4. Tell students that just as railroads brought significant advantages to Texas towns, they also impacted American culture. Songs and books featuring railroads first became popular during the second half of the nineteenth century and continue to be produced today. Click on the following links for examples of railroad-themed music and videos from The Library of Congress’ American Memory Project.
- Sheet music covers:
- Historic American Sheet Music, Gussie L. Davis’ “In the baggage-coach ahead (1896),” Music 572 no. 9, Duke University Rare Book, Manuscript, and Special Collections Library.
- Historic American Sheet Music, Harry J. Lincoln’s “Sunset limited; March two-step (1910),” Music B-351, Duke University Rare Book, Manuscript, and Special Collections Library.
- Historic American Sheet Music, Ed Bimberg’s “That Railroad Rag (1911),” Music A-13; 1, Duke University Rare Book, Manuscript, and Special Collections Library.
- Video clips:
- Early Motion Pictures, Thomas A. Edison, Inc.’s “ Going Through the Tunnel (1898),” FEC 2838 (ref print), Library of Congress Motion Picture, Broadcasting and Recorded Sound Division, Washington, D.C.
- Early Motion Pictures, Thomas A. Edison, Inc.’s “Fast mail, Northern Pacific R. R. (1897),” Library of Congress Motion Picture, Broadcasting and Recorded Sound Division, Washington, D.C.
5. Have students select one city that they looked at during step two and write a newspaper article describing the importance of the railroad to that city. Have them include quotes from different people affected by the railroad, such as farmers, immigrants, and shopkeepers.
- 3.1A describe how individuals, events, and ideas have changed communities over time
- 3.16A obtain information, including historical and geographic data about the community, using a variety of print, oral, visual, and computer sources
- 3.17B create written and visual material such as stories/poems/pictures/maps/graphic organizers to express ideas
- 4.21B describe how scientific discoveries and technological innovations have benefited individuals, businesses, and society in Texas
- 4.4C identify the impact of railroads on life in Texas, including changes to cities and major industries
- 4.13E explain how developments in transportation and communication have influenced economic activities in Texas
- 5.14E explain how developments in transportation and communication have influenced economic activities in the U.S.
- 5.24B identify how scientific discoveries and technological innovations such as the transcontinental railroad, the discovery of oil, and the rapid growth of technology industries have advanced the economic development of the U.S.
- 5.26D create written and visual material such as journal entries, reports, graphic organizers, outlines, and bibliographies
- 3.2A connect experiences and ideas with those of others through speaking and listening
- 3.14A write to record ideas and reflections
- 4.15A write to express, discover, record, develop, reflect on ideas, and to problem solve
- 4.4A connect his/her own experiences/information/insights/ideas with those of others through speaking/listening

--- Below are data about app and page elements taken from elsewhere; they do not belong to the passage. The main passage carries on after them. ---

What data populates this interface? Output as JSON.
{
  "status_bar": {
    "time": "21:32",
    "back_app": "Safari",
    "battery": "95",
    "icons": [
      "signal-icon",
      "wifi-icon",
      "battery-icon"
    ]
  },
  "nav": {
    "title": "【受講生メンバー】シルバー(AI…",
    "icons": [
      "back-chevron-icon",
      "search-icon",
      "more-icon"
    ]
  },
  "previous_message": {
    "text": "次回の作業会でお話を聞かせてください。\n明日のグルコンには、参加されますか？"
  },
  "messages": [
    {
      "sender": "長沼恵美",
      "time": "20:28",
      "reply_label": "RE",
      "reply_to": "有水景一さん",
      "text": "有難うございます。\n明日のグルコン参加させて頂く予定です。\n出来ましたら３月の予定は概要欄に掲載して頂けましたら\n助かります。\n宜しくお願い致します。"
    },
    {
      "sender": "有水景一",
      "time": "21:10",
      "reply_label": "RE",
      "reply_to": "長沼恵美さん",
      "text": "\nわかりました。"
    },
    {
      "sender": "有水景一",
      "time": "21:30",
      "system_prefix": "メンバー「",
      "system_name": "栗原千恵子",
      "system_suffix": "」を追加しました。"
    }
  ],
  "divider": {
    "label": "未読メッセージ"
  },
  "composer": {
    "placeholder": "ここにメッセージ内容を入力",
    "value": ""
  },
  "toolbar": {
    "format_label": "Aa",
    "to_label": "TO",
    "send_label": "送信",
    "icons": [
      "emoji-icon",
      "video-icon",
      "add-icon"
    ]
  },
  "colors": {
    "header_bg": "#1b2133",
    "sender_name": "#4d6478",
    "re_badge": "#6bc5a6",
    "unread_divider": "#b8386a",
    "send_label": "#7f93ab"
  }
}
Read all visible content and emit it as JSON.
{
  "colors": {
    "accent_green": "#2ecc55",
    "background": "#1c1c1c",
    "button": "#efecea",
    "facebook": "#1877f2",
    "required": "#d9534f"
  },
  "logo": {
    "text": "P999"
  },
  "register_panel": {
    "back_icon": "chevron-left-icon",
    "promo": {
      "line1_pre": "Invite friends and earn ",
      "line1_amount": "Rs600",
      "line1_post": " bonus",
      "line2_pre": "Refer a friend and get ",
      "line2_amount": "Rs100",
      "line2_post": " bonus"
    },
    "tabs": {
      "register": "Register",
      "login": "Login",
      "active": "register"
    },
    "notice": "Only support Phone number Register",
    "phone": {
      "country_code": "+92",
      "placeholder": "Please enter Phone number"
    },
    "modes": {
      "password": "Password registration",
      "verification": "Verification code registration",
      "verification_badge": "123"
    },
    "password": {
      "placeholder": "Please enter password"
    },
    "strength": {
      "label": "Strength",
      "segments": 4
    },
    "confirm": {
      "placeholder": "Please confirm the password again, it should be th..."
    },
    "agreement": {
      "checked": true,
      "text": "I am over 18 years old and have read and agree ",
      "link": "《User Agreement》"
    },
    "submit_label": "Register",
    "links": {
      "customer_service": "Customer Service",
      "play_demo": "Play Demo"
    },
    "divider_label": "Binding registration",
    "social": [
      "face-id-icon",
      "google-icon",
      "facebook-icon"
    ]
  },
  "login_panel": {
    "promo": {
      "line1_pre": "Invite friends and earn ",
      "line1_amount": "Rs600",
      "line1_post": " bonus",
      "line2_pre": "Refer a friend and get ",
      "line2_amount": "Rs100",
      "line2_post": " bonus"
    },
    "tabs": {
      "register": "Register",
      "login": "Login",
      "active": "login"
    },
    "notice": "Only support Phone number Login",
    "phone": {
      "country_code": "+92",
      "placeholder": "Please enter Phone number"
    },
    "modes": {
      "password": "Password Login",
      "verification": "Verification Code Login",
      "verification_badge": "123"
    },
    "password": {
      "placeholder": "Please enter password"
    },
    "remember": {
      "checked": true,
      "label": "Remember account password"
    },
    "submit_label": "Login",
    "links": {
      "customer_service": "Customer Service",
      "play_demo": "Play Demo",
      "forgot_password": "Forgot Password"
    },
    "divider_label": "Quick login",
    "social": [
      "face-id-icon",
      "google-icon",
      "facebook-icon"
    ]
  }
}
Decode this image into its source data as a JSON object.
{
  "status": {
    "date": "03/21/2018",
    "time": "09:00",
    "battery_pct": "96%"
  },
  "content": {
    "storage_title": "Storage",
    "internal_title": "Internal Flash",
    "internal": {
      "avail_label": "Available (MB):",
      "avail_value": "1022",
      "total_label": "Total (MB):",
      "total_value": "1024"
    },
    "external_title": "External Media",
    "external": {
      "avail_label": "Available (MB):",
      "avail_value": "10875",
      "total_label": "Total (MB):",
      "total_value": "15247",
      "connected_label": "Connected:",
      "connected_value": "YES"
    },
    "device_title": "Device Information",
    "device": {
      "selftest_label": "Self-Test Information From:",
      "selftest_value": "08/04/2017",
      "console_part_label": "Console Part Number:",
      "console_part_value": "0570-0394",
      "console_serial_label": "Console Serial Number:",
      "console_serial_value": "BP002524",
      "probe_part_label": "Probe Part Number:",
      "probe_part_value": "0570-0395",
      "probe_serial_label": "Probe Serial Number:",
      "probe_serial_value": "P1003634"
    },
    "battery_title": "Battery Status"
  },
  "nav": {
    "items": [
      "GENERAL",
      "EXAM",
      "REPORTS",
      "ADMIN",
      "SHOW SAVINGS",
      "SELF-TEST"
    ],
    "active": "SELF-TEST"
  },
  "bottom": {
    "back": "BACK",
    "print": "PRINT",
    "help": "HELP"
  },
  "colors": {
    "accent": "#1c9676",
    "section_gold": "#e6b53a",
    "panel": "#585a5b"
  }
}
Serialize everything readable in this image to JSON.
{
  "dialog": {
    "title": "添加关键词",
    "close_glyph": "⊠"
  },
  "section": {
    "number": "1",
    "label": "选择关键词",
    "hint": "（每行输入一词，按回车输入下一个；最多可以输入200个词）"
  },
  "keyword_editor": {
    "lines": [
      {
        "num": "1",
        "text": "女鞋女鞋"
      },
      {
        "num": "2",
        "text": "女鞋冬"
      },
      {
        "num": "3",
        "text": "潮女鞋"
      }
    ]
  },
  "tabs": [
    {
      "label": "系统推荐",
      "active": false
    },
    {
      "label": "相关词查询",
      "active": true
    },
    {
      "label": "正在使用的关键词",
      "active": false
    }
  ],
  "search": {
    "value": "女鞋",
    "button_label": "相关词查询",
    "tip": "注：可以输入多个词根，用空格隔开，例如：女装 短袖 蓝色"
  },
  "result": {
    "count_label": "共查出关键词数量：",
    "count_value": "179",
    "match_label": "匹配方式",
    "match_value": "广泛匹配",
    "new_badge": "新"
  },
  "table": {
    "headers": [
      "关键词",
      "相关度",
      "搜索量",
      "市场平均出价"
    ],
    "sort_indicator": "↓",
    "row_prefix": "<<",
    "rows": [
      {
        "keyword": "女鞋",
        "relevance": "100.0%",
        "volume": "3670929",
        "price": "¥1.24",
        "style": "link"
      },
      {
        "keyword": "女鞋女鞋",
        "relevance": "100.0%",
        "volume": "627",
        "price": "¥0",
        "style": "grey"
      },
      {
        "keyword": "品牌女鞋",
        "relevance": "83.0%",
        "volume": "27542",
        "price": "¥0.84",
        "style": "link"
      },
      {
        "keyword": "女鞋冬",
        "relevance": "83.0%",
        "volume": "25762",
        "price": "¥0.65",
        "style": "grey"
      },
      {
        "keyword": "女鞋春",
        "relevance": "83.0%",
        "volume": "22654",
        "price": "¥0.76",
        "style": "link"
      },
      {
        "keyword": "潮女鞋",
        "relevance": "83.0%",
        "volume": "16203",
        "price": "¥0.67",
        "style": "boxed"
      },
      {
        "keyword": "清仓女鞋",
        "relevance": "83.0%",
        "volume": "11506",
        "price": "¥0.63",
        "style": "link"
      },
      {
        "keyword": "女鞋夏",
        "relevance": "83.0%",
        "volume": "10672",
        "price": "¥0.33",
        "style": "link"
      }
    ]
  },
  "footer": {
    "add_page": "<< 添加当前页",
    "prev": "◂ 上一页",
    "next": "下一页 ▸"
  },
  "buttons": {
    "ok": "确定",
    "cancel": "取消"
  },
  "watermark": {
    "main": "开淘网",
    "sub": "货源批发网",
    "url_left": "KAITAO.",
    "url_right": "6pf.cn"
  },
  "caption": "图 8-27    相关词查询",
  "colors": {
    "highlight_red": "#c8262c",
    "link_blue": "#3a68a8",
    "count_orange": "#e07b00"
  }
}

- 5.15A write to express, discover, record, develop, reflect on ideas, and to problem solve
- 5.4A connect his/her own experiences, information, insights, and ideas with the experiences of others through speaking and listening
This lesson plan was created by the Education Department of the Amon Carter Museum, Fort Worth, Texas, to accompany the Texas Bird’s-Eye Views Web site and was made possible by a generous grant from Burlington Northern Santa Fe Foundation representing BNSF Railway Company.